My husband has been burning the midnight oil of late, putting finishing touches on computer code for a client. He is working with 20,000 lines of Visual Basic hieroglyphics, so finding one little discrepancy is challenging. He compares it to the Whac-A-Mole games popular several decades ago. Fix one problem by hitting one smiley rodent on the noggin to have another, or maybe two, pop up grinning from another burrow. Sounds a lot like editing.
The revision process started for me while attending my Revising the Novel class in 2009. Then it moved on to my critique group, six fresh-faced writers, gathering weekly to review one another’s pages. That effort generated five revision passes. The next step was my group of six beta readers, and round number six of changes. Then a published author waded in for the seventh scalping and, here I am today, waiting for an evaluation to return from a real life, work-for-pay, editor somewhere out in the misty cloud environment of the internet.
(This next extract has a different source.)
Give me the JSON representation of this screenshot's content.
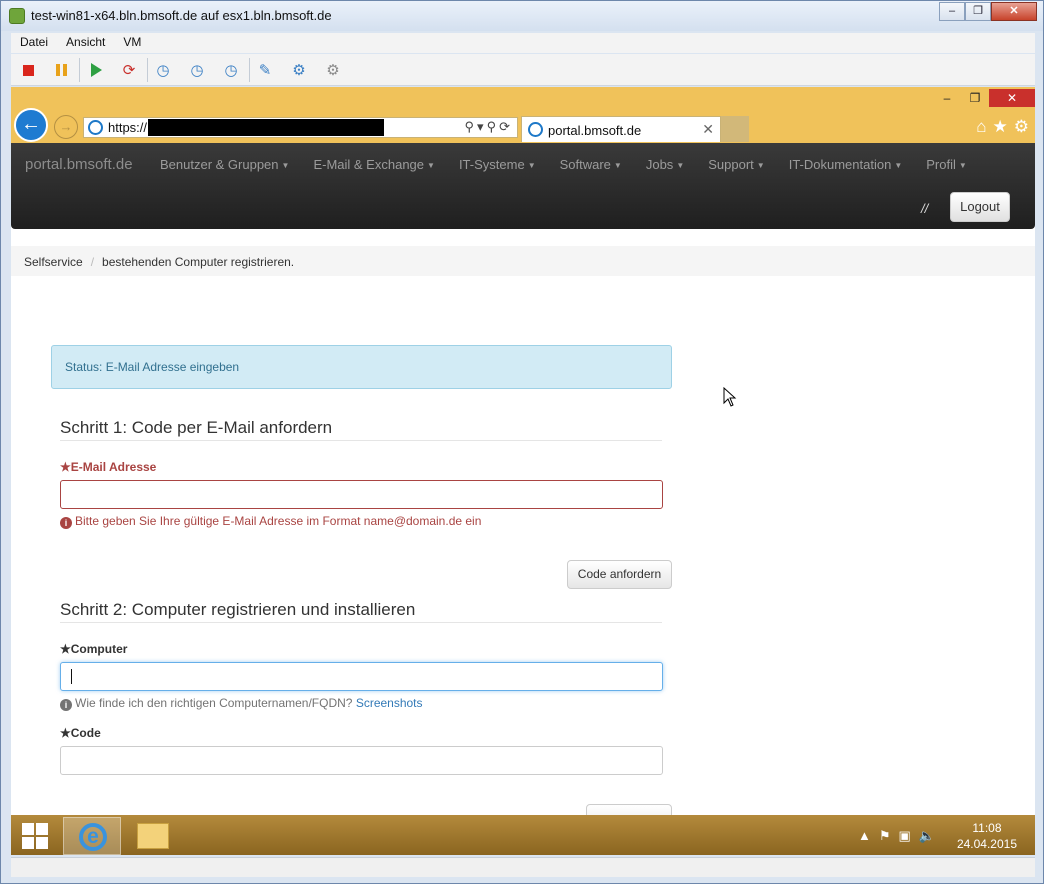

I decided this final pass needed someone employed as a professional editor because some persistent questions remain unanswered. They were things researched during the writing process but still mystifying. When I open my manilla folder labelled “General Writing Info” I find hard copies of various Google searches for such topics as “When to use – and not to use – quotation marks”; another author explaining the difference between italicizing vs. underlining; many pointers gleaned from “A Guide to Narrative Craft” concerning exposition, flashbacks, verisimilitude (???). It’s a lengthy list of “no-nos.” And – many of these experts didn’t agree with one another.
Off to the working editor to resolve these concerns. I realize editing is a special skill – one that I don’t do well. It was challenging to wade through the first seven versions, stifling my stubbornness and humbly accepting about 95% of the suggestions offered. I decided an amateurish editing job will result in a story that is difficult to plow through, making it unbelievable and vulnerable to rejection by the publishing gatekeepers. Also, having read these words so many times that I know them by rote memory, makes me less objective. I know what I want to say. But to fresh eyes, will it make sense? And a professional should spot not only grammatical errors but also overwriting (one of my bad habits), character inconsistencies, and illogical plot turns. Hopefully this pro will polish my words without losing my voice. The plot thickens.